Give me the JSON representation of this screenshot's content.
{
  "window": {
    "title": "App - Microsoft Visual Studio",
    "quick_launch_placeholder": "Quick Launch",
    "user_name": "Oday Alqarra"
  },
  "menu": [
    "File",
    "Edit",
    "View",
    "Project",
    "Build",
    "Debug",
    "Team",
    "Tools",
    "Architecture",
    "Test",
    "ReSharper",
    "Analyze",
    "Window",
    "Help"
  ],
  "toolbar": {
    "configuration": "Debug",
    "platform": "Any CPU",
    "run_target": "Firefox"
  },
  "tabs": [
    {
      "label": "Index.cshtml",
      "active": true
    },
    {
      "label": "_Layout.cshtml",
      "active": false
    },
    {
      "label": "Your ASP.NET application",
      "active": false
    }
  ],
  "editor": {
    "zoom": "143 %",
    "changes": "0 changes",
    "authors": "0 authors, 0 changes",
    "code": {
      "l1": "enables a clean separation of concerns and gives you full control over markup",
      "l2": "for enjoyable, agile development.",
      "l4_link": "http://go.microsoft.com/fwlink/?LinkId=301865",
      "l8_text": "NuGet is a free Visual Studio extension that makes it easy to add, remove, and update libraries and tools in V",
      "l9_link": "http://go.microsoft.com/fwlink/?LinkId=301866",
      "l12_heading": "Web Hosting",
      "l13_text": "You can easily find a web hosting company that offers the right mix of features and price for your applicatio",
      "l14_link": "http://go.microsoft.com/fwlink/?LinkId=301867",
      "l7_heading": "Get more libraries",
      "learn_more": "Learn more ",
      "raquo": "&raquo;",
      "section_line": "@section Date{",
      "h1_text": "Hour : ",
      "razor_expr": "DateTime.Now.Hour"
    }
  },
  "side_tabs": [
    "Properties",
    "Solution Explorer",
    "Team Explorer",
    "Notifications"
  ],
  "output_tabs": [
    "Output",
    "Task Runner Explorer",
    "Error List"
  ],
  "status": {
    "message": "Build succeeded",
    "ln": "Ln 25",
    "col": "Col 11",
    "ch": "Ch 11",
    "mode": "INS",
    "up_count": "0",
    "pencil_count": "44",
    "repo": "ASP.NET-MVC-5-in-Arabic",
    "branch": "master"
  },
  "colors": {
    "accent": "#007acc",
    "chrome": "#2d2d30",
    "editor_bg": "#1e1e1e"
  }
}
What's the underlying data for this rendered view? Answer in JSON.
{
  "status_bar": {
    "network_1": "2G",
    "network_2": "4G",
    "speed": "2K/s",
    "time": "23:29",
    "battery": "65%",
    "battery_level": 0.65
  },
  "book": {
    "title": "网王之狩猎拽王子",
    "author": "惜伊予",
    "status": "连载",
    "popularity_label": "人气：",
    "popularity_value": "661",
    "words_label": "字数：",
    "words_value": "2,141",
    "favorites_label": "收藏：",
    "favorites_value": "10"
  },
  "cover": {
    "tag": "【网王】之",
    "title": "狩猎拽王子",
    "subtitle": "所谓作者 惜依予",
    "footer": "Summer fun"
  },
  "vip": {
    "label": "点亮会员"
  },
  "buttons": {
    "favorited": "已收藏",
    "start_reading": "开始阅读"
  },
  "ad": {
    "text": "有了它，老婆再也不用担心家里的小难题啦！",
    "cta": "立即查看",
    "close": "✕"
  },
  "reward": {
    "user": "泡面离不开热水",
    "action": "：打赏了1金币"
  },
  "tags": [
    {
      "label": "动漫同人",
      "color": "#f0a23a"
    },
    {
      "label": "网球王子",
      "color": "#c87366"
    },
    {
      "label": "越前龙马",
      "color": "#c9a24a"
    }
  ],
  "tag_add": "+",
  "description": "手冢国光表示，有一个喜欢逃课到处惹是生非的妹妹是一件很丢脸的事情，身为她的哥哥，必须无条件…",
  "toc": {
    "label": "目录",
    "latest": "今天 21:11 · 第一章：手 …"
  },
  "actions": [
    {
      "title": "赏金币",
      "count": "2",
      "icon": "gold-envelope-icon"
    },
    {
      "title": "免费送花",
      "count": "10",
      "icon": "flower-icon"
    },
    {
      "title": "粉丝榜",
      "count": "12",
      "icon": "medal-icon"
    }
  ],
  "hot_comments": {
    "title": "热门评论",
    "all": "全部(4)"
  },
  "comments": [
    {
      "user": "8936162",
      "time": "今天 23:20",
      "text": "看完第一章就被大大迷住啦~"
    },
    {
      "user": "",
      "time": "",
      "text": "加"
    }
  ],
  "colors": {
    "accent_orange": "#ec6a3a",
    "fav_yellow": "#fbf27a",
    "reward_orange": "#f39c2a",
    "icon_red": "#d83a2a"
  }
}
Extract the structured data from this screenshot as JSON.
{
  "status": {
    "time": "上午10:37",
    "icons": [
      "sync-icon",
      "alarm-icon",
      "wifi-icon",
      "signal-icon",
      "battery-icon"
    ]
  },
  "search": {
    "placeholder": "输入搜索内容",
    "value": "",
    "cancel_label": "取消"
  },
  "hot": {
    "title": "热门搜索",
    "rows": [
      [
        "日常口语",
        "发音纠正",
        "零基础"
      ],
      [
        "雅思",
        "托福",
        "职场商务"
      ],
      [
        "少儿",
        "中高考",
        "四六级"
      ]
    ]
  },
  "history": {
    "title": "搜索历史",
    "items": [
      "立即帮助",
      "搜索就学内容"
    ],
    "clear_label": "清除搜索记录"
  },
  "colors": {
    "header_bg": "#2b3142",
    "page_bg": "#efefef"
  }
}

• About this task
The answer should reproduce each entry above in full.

• Exercise result
Give me the JSON representation of this screenshot's content.
{
  "window": {
    "title": "App - Microsoft Visual Studio",
    "quick_launch_placeholder": "Quick Launch",
    "user_name": "Oday Alqarra"
  },
  "menu": [
    "File",
    "Edit",
    "View",
    "Project",
    "Build",
    "Debug",
    "Team",
    "Tools",
    "Architecture",
    "Test",
    "ReSharper",
    "Analyze",
    "Window",
    "Help"
  ],
  "toolbar": {
    "configuration": "Debug",
    "platform": "Any CPU",
    "run_target": "Firefox"
  },
  "tabs": [
    {
      "label": "Index.cshtml",
      "active": true
    },
    {
      "label": "_Layout.cshtml",
      "active": false
    },
    {
      "label": "Your ASP.NET application",
      "active": false
    }
  ],
  "editor": {
    "zoom": "143 %",
    "changes": "0 changes",
    "authors": "0 authors, 0 changes",
    "code": {
      "l1": "enables a clean separation of concerns and gives you full control over markup",
      "l2": "for enjoyable, agile development.",
      "l4_link": "http://go.microsoft.com/fwlink/?LinkId=301865",
      "l8_text": "NuGet is a free Visual Studio extension that makes it easy to add, remove, and update libraries and tools in V",
      "l9_link": "http://go.microsoft.com/fwlink/?LinkId=301866",
      "l12_heading": "Web Hosting",
      "l13_text": "You can easily find a web hosting company that offers the right mix of features and price for your applicatio",
      "l14_link": "http://go.microsoft.com/fwlink/?LinkId=301867",
      "l7_heading": "Get more libraries",
      "learn_more": "Learn more ",
      "raquo": "&raquo;",
      "section_line": "@section Date{",
      "h1_text": "Hour : ",
      "razor_expr": "DateTime.Now.Hour"
    }
  },
  "side_tabs": [
    "Properties",
    "Solution Explorer",
    "Team Explorer",
    "Notifications"
  ],
  "output_tabs": [
    "Output",
    "Task Runner Explorer",
    "Error List"
  ],
  "status": {
    "message": "Build succeeded",
    "ln": "Ln 25",
    "col": "Col 11",
    "ch": "Ch 11",
    "mode": "INS",
    "up_count": "0",
    "pencil_count": "44",
    "repo": "ASP.NET-MVC-5-in-Arabic",
    "branch": "master"
  },
  "colors": {
    "accent": "#007acc",
    "chrome": "#2d2d30",
    "editor_bg": "#1e1e1e"
  }
}
What's the underlying data for this rendered view? Answer in JSON.
{
  "status_bar": {
    "network_1": "2G",
    "network_2": "4G",
    "speed": "2K/s",
    "time": "23:29",
    "battery": "65%",
    "battery_level": 0.65
  },
  "book": {
    "title": "网王之狩猎拽王子",
    "author": "惜伊予",
    "status": "连载",
    "popularity_label": "人气：",
    "popularity_value": "661",
    "words_label": "字数：",
    "words_value": "2,141",
    "favorites_label": "收藏：",
    "favorites_value": "10"
  },
  "cover": {
    "tag": "【网王】之",
    "title": "狩猎拽王子",
    "subtitle": "所谓作者 惜依予",
    "footer": "Summer fun"
  },
  "vip": {
    "label": "点亮会员"
  },
  "buttons": {
    "favorited": "已收藏",
    "start_reading": "开始阅读"
  },
  "ad": {
    "text": "有了它，老婆再也不用担心家里的小难题啦！",
    "cta": "立即查看",
    "close": "✕"
  },
  "reward": {
    "user": "泡面离不开热水",
    "action": "：打赏了1金币"
  },
  "tags": [
    {
      "label": "动漫同人",
      "color": "#f0a23a"
    },
    {
      "label": "网球王子",
      "color": "#c87366"
    },
    {
      "label": "越前龙马",
      "color": "#c9a24a"
    }
  ],
  "tag_add": "+",
  "description": "手冢国光表示，有一个喜欢逃课到处惹是生非的妹妹是一件很丢脸的事情，身为她的哥哥，必须无条件…",
  "toc": {
    "label": "目录",
    "latest": "今天 21:11 · 第一章：手 …"
  },
  "actions": [
    {
      "title": "赏金币",
      "count": "2",
      "icon": "gold-envelope-icon"
    },
    {
      "title": "免费送花",
      "count": "10",
      "icon": "flower-icon"
    },
    {
      "title": "粉丝榜",
      "count": "12",
      "icon": "medal-icon"
    }
  ],
  "hot_comments": {
    "title": "热门评论",
    "all": "全部(4)"
  },
  "comments": [
    {
      "user": "8936162",
      "time": "今天 23:20",
      "text": "看完第一章就被大大迷住啦~"
    },
    {
      "user": "",
      "time": "",
      "text": "加"
    }
  ],
  "colors": {
    "accent_orange": "#ec6a3a",
    "fav_yellow": "#fbf27a",
    "reward_orange": "#f39c2a",
    "icon_red": "#d83a2a"
  }
}
Extract the structured data from this screenshot as JSON.
{
  "status": {
    "time": "上午10:37",
    "icons": [
      "sync-icon",
      "alarm-icon",
      "wifi-icon",
      "signal-icon",
      "battery-icon"
    ]
  },
  "search": {
    "placeholder": "输入搜索内容",
    "value": "",
    "cancel_label": "取消"
  },
  "hot": {
    "title": "热门搜索",
    "rows": [
      [
        "日常口语",
        "发音纠正",
        "零基础"
      ],
      [
        "雅思",
        "托福",
        "职场商务"
      ],
      [
        "少儿",
        "中高考",
        "四六级"
      ]
    ]
  },
  "history": {
    "title": "搜索历史",
    "items": [
      "立即帮助",
      "搜索就学内容"
    ],
    "clear_label": "清除搜索记录"
  },
  "colors": {
    "header_bg": "#2b3142",
    "page_bg": "#efefef"
  }
}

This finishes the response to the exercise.